Data listing>
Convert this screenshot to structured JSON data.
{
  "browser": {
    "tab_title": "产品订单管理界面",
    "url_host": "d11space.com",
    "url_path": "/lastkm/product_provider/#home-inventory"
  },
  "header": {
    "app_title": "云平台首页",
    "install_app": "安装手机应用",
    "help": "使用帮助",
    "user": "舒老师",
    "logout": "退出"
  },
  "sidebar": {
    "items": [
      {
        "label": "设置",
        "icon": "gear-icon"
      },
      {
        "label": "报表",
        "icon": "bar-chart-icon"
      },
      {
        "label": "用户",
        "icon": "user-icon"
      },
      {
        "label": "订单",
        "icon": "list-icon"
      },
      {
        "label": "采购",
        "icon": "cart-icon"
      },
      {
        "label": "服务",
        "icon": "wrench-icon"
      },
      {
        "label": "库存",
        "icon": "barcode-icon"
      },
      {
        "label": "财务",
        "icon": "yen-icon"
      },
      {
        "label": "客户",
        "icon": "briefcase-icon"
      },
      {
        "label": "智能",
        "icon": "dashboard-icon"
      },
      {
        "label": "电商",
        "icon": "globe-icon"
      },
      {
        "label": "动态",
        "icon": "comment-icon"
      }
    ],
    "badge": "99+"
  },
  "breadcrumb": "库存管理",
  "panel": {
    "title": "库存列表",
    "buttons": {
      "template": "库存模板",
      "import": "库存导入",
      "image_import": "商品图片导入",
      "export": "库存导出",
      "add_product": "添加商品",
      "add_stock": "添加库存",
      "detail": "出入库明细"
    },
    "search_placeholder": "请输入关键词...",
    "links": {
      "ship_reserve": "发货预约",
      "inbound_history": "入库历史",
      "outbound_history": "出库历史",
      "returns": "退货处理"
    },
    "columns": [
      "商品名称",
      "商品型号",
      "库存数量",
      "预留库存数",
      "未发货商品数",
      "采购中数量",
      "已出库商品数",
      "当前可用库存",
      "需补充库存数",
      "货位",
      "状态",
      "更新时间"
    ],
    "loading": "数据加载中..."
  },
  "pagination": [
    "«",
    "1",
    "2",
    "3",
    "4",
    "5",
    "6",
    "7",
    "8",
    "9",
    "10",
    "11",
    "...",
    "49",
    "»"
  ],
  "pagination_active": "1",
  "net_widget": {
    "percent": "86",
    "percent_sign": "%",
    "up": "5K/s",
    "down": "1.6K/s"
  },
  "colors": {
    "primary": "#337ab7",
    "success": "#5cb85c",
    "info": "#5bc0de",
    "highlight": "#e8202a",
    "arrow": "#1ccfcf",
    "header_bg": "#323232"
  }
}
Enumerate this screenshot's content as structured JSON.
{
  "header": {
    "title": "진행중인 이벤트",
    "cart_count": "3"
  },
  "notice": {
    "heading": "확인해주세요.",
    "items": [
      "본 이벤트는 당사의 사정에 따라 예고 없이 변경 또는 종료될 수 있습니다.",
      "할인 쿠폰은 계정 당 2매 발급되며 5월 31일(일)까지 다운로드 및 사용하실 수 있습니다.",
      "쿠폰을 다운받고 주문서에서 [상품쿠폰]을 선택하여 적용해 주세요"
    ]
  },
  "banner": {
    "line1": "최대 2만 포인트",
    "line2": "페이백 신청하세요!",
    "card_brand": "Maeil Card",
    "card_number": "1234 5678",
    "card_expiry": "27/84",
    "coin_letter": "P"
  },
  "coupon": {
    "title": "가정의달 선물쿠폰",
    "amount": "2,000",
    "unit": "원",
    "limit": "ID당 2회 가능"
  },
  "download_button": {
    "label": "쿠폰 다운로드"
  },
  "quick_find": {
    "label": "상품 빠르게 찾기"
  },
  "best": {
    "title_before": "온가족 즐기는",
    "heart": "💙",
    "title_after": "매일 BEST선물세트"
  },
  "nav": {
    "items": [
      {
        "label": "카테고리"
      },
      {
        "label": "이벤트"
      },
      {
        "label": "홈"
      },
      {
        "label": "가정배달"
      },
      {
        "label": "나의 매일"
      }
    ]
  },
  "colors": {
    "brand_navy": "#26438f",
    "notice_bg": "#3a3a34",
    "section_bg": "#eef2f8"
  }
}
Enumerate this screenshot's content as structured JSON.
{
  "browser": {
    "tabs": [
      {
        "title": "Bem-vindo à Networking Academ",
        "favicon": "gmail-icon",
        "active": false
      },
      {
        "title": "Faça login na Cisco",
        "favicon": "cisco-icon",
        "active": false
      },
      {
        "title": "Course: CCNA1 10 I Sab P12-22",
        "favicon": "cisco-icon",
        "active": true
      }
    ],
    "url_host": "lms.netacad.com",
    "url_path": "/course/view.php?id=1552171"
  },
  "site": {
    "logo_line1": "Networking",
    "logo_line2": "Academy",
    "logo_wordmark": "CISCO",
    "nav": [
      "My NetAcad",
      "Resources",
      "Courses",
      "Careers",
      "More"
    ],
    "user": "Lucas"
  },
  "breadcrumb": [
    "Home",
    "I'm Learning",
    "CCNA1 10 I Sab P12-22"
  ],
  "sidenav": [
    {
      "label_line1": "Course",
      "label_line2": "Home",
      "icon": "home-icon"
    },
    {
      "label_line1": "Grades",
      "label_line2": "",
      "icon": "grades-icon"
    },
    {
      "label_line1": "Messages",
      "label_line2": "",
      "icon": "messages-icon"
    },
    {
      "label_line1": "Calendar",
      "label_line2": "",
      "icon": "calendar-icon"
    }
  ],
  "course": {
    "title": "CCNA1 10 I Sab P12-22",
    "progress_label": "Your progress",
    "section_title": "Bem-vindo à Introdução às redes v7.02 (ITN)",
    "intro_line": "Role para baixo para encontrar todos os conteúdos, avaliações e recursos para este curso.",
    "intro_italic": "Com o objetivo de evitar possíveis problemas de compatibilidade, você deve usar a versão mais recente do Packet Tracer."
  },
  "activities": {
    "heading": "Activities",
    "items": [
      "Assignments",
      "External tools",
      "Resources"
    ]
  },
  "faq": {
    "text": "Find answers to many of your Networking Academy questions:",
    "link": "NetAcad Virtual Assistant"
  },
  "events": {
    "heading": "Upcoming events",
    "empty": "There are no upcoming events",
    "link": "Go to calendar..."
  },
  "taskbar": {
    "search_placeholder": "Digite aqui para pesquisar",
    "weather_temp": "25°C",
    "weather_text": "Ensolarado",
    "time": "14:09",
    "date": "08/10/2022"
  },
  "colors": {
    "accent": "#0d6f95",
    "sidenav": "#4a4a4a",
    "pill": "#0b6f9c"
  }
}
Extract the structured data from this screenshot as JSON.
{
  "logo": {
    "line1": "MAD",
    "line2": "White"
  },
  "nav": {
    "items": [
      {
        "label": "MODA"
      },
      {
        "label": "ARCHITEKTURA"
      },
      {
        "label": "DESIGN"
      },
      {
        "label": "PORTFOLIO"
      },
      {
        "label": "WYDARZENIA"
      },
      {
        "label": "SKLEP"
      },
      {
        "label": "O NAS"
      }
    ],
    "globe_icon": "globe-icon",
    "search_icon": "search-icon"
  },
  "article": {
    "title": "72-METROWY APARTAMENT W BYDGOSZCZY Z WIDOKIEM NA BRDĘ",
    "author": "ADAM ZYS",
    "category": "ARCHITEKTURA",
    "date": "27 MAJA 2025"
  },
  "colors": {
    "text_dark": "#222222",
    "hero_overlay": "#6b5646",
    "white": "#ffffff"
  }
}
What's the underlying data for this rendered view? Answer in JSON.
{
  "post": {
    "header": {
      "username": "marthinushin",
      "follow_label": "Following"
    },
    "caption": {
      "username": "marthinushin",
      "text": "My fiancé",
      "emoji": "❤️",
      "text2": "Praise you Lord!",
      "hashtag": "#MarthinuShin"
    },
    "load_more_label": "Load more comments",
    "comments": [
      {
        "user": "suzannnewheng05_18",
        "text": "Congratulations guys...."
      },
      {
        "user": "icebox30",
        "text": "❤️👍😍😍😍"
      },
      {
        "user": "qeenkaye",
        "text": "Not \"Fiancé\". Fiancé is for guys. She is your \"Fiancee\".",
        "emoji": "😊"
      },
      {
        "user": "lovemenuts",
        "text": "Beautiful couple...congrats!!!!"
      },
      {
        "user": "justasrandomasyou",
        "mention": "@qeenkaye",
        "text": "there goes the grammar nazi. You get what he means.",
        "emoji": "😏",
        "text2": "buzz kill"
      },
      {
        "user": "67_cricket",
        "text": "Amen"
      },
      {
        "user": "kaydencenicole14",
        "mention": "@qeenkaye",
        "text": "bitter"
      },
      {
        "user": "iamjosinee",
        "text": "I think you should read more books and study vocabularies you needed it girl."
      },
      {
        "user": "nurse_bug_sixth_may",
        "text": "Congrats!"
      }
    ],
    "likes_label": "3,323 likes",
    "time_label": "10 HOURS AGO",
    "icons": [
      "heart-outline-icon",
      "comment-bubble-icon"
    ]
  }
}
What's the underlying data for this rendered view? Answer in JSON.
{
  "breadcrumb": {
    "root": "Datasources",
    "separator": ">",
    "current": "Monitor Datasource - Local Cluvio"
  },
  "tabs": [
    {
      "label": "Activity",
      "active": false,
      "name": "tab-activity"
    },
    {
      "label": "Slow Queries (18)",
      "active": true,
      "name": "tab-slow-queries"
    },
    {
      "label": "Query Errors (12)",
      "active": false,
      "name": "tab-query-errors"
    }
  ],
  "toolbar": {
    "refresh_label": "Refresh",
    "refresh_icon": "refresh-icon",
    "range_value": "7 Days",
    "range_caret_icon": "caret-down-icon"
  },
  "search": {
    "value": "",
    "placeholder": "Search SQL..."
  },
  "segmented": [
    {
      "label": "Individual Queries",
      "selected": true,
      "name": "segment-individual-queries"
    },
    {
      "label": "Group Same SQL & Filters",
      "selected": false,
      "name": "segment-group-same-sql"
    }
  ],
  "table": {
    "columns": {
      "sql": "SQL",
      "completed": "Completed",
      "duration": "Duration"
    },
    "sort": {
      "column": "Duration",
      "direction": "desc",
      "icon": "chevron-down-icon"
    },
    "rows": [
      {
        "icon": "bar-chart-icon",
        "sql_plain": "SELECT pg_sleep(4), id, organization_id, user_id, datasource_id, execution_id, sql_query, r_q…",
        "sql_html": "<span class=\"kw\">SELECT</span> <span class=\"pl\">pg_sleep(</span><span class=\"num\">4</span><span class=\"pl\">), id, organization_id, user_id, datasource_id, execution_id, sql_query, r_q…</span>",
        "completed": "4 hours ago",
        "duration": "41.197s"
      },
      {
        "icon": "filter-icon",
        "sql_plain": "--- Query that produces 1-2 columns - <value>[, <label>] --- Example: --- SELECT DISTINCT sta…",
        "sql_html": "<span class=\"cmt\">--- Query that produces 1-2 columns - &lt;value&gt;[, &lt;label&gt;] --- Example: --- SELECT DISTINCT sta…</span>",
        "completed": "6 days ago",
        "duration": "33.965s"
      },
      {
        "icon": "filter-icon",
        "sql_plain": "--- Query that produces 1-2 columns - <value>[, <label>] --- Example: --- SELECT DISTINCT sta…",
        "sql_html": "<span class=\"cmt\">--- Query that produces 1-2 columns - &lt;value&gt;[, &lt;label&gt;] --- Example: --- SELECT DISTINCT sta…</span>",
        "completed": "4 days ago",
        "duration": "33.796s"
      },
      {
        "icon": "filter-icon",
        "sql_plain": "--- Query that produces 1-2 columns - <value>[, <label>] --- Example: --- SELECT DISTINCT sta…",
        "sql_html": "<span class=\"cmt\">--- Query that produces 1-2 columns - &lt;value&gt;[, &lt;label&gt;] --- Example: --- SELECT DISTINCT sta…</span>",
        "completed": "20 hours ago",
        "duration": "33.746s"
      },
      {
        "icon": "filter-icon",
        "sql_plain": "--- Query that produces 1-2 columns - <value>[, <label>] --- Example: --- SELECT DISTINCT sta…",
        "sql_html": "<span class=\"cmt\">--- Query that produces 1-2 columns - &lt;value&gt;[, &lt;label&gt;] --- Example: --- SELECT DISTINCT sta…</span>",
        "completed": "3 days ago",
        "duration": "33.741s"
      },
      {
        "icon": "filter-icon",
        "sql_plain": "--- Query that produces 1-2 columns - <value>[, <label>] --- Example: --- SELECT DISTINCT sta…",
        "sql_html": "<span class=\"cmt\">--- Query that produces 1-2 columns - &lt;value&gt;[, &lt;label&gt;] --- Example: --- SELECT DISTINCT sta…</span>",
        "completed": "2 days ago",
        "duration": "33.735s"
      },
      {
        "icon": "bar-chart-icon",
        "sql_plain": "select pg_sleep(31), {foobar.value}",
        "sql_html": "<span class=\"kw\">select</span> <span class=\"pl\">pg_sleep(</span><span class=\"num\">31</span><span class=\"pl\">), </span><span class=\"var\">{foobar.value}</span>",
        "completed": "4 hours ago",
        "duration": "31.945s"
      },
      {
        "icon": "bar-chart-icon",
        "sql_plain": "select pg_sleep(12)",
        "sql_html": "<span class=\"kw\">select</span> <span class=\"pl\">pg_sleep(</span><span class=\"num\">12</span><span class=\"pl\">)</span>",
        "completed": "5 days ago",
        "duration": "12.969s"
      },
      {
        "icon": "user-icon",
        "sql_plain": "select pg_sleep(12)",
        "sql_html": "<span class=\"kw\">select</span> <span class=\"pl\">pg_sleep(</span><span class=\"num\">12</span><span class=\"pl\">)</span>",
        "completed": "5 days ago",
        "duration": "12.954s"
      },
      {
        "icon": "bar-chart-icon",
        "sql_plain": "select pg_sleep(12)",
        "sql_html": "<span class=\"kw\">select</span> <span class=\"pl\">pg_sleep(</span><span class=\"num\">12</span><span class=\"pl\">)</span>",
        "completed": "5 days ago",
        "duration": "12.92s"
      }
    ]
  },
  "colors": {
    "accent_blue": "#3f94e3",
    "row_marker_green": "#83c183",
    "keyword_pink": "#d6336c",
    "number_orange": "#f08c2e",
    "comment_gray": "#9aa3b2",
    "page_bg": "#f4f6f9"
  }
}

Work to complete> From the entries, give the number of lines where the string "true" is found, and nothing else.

Expected answer> 3